By Holly Wells
Arizona Daily Wildcat
Friday, December 2, 2005
Campus cops seek community input
The University of Arizona Police Department is seeking reaccredidation, and community members will have the chance to give their input about the department at a public hearing Monday.
UAPD plans to hold the hearing at 7 p.m. in Room 205 of the "Swede" Johnson building. It is a mandatory step the department must take to be reaccredited by the Commission on Accreditation for Law Enforcement Agencies.
UAPD will also be accepting phone calls and written comments from anyone who wants to voice their thoughts about the department.
"They can speak for or against us," said UAPD Cmdr. Kevin Haywood. "We encourage any information that is relevant to us in this process."
Accreditation by CALEA, which is made up of both civilian and law enforcement communities, is voluntary.
Sgt. Eugene Mejia, UAPD spokesman, said CALEA establishes consistent standards for member agencies and that gaining accreditation is a highly recognized achievement in law enforcement.
"It recognizes us as an agency in compliance with federal and international standards," Mejia said. "It's important for the community we serve to know we are competent and continue to comply with standards."

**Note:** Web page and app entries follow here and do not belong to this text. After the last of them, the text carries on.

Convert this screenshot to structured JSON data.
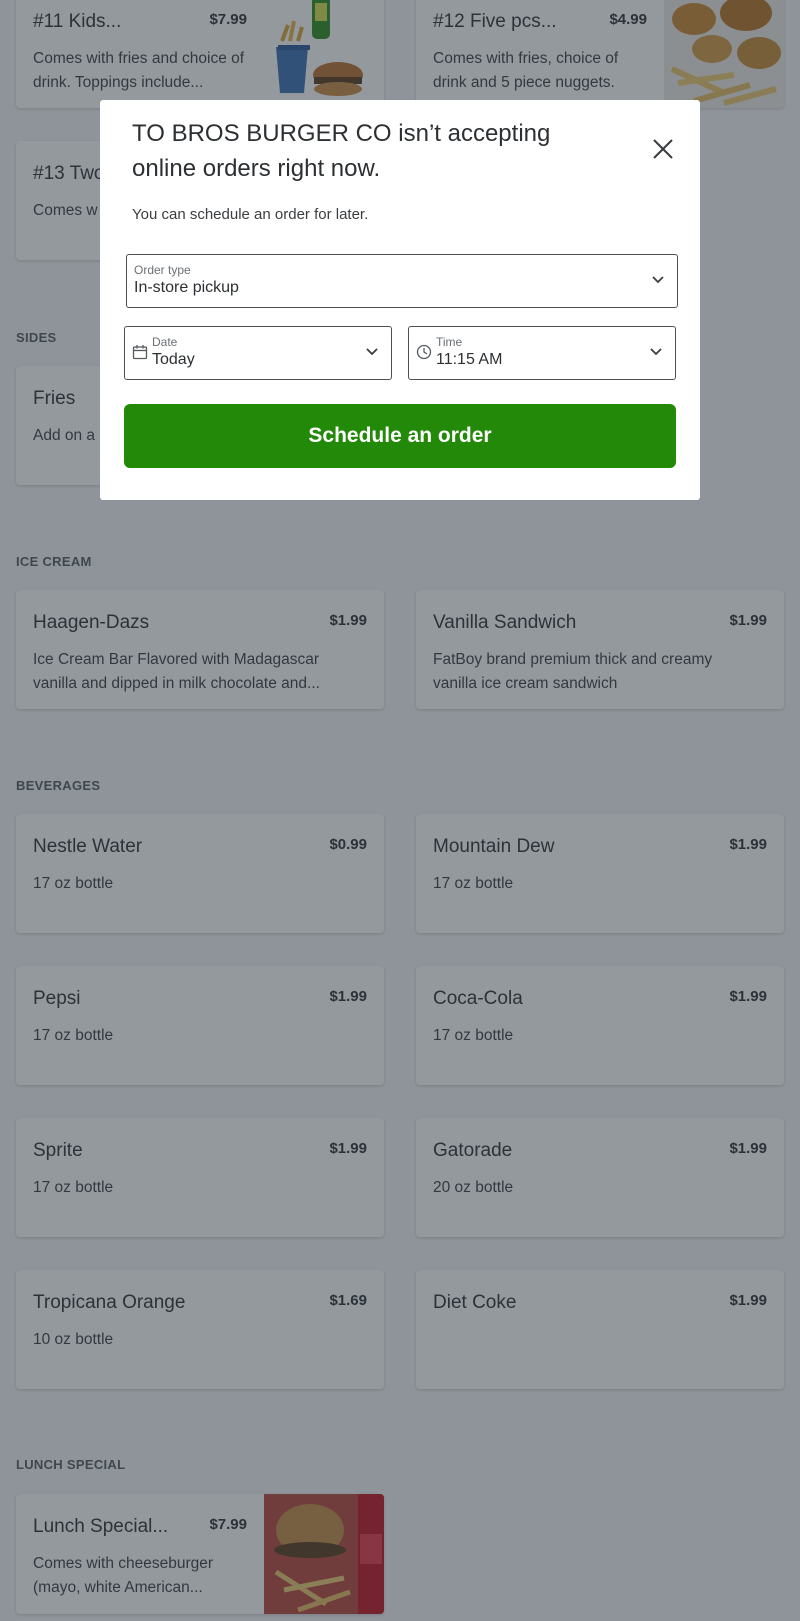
{
  "sections": {
    "sides": "SIDES",
    "ice_cream": "ICE CREAM",
    "beverages": "BEVERAGES",
    "lunch_special": "LUNCH SPECIAL"
  },
  "items": {
    "kids": {
      "name": "#11 Kids...",
      "price": "$7.99",
      "desc": "Comes with fries and choice of drink. Toppings include..."
    },
    "five_pcs": {
      "name": "#12 Five pcs...",
      "price": "$4.99",
      "desc": "Comes with fries, choice of drink and 5 piece nuggets."
    },
    "two": {
      "name": "#13 Two",
      "desc": "Comes w drink, and"
    },
    "fries": {
      "name": "Fries",
      "desc": "Add on a Click to m"
    },
    "haagen": {
      "name": "Haagen-Dazs",
      "price": "$1.99",
      "desc": "Ice Cream Bar Flavored with Madagascar vanilla and dipped in milk chocolate and..."
    },
    "vanilla": {
      "name": "Vanilla Sandwich",
      "price": "$1.99",
      "desc": "FatBoy brand premium thick and creamy vanilla ice cream sandwich"
    },
    "nestle": {
      "name": "Nestle Water",
      "price": "$0.99",
      "desc": "17 oz bottle"
    },
    "mdew": {
      "name": "Mountain Dew",
      "price": "$1.99",
      "desc": "17 oz bottle"
    },
    "pepsi": {
      "name": "Pepsi",
      "price": "$1.99",
      "desc": "17 oz bottle"
    },
    "coke": {
      "name": "Coca-Cola",
      "price": "$1.99",
      "desc": "17 oz bottle"
    },
    "sprite": {
      "name": "Sprite",
      "price": "$1.99",
      "desc": "17 oz bottle"
    },
    "gatorade": {
      "name": "Gatorade",
      "price": "$1.99",
      "desc": "20 oz bottle"
    },
    "tropicana": {
      "name": "Tropicana Orange",
      "price": "$1.69",
      "desc": "10 oz bottle"
    },
    "dietcoke": {
      "name": "Diet Coke",
      "price": "$1.99",
      "desc": ""
    },
    "lunch": {
      "name": "Lunch Special...",
      "price": "$7.99",
      "desc": "Comes with cheeseburger (mayo, white American..."
    }
  },
  "modal": {
    "title": "TO BROS BURGER CO isn’t accepting online orders right now.",
    "subtitle": "You can schedule an order for later.",
    "order_type_label": "Order type",
    "order_type_value": "In-store pickup",
    "date_label": "Date",
    "date_value": "Today",
    "time_label": "Time",
    "time_value": "11:15 AM",
    "button": "Schedule an order"
  },
  "icons": {
    "close": "close-icon",
    "chevron": "chevron-down-icon",
    "calendar": "calendar-icon",
    "clock": "clock-icon"
  },
  "colors": {
    "primary_button": "#228909",
    "overlay": "rgba(42,52,62,0.5)"
  }
}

CALEA will examine UAPD policies and procedures, management, operations and support services.
In order to gain reaccredidation, UAPD must fulfill, to varying degrees, a list of 443 different standards.
The standards establish guidelines for creating written policies to address a wide array of issues affecting agencies, such as requiring a code of ethics, a clear statement of objectives and goals, arrest procedures and minimum equipment standards.
"Each standard gets the same amount of attention," Haywood said. "It runs a wide gamut, it could be on how we issue traffic citations or our policy for the use of deadly force."
The assessor team will review written materials, UAPD policy, interview department members and visit other places around the UA where compliance with CALEA standards can be assessed, Haywood said.
Haywood has served as a CALEA assessor, assessing other agencies, for the past five years. He said agencies are not told how to specifically meet the standards and said there are several ways in which standards can be met.
"The main thing is to go in with an open mind and look at the standards and what the agency has done to meet them," Haywood said. "Then we verify that they have met them."
The UAPD first attained accreditation in March 1993 and was the third law enforcement agency in the state to become accredited. It was also the fifth university police department in the nation and the first in Arizona to gain accreditation.
CALEA member agencies must apply for reaccredidation every three years. The three-member team of assessors from the commission will be on campus from tomorrow to Wednesday, Haywood said.
A report will then be compiled and given to the commission for review. UAPD will present at a hearing in July and will not know until after the hearing if they have been reaccredited, he said.
People who cannot attend the hearing can call 626-9456 on Monday between 1 p.m. and 5 p.m. Members of the assessment team will be available to receive comments. Written comments can be mailed to the Commission on Accreditation for Law Enforcement, Inc., 10306 Eaton Place, Suite 320, Fairfax, VA 22030-2201.
For more information about CALEA, call 1-800-368-3757 or visit www.calea.org.